Return a copy of every line in the data below that contains "views".

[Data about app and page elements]
┌──

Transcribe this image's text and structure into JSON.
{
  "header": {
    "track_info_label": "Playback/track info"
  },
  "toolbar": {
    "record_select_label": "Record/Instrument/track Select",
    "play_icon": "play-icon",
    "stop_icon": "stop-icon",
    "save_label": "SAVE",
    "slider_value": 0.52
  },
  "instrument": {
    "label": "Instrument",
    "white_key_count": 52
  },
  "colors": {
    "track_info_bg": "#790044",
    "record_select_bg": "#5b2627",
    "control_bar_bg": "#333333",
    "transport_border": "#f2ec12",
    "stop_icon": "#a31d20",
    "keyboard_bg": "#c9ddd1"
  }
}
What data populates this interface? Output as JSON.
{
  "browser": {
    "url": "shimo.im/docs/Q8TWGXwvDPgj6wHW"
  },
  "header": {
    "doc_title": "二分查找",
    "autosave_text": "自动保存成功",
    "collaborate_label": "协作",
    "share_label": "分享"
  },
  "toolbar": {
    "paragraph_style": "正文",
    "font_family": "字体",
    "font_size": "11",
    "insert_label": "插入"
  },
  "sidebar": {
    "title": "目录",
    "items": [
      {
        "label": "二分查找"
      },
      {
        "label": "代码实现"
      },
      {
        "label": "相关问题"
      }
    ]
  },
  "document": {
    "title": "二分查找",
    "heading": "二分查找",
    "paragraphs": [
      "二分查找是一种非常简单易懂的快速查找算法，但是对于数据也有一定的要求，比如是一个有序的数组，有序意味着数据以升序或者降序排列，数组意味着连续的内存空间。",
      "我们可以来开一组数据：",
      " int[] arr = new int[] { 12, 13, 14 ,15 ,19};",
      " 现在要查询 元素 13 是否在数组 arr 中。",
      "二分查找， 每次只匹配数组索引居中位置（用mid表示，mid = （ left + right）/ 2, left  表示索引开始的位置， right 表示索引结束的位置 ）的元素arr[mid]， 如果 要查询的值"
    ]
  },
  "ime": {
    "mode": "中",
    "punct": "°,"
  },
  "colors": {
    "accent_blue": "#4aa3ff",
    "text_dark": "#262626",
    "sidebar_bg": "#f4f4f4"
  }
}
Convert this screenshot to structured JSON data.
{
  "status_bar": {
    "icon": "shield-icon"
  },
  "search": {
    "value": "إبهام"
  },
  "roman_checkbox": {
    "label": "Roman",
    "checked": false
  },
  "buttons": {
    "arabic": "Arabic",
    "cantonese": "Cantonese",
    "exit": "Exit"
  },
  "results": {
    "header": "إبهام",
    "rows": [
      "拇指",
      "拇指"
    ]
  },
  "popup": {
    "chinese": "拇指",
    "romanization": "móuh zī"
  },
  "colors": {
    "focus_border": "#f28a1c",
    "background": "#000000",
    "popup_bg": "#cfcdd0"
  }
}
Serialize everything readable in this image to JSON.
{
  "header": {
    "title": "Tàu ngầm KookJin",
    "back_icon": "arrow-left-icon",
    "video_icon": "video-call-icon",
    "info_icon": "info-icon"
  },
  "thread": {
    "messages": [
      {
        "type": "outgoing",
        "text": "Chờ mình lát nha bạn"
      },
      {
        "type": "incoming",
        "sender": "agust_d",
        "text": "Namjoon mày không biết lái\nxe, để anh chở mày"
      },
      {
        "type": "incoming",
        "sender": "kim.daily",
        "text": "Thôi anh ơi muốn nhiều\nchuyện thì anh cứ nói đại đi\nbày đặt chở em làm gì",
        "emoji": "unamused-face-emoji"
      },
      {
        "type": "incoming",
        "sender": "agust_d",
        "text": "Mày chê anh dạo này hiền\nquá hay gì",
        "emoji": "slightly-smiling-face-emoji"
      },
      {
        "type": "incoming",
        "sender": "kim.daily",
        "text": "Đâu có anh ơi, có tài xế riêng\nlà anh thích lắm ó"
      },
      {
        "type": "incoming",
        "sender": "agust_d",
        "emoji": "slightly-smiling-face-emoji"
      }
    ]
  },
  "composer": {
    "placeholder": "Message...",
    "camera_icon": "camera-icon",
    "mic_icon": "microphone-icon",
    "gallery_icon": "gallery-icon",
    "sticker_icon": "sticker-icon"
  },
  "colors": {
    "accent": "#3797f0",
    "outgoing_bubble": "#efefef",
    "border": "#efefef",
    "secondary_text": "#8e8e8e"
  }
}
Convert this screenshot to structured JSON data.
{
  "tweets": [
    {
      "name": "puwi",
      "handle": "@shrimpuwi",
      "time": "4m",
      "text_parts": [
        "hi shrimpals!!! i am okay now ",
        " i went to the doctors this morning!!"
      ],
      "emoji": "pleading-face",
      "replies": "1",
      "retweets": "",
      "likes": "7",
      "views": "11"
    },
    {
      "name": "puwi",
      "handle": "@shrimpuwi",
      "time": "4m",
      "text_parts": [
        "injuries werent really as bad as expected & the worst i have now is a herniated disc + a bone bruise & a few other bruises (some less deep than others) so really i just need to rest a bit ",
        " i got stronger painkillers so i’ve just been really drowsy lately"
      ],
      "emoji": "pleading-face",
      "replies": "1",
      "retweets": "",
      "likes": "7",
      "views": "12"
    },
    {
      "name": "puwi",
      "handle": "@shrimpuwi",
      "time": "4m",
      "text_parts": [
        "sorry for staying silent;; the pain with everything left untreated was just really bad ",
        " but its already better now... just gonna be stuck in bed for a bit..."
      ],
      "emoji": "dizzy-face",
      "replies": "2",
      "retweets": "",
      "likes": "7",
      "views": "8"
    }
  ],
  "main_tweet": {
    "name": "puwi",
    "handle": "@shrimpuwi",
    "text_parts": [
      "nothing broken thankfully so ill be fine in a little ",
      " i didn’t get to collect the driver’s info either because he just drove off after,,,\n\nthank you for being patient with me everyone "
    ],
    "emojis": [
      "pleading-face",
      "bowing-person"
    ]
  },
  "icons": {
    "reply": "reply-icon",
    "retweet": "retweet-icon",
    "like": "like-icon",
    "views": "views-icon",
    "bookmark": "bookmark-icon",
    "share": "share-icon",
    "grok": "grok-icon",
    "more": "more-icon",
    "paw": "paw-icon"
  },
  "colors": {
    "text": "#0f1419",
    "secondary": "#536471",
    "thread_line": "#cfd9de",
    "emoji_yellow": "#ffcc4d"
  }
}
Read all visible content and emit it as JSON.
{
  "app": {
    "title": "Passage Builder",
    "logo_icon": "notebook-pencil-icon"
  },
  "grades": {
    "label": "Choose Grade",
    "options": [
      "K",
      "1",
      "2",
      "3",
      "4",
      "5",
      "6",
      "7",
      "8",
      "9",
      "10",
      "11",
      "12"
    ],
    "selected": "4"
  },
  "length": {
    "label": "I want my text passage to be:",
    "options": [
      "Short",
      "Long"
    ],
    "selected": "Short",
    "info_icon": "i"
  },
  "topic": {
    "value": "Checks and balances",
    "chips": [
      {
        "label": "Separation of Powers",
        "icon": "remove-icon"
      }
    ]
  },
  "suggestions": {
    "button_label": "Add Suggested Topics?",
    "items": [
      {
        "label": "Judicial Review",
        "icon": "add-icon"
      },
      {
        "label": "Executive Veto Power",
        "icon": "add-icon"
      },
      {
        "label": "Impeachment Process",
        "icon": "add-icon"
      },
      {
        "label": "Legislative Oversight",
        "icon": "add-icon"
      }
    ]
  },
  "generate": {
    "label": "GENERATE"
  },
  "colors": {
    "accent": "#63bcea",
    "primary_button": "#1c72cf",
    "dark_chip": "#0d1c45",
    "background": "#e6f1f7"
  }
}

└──

#### [Written solution]
      "views": "11"
      "views": "12"
      "views": "8"
    "views": "views-icon",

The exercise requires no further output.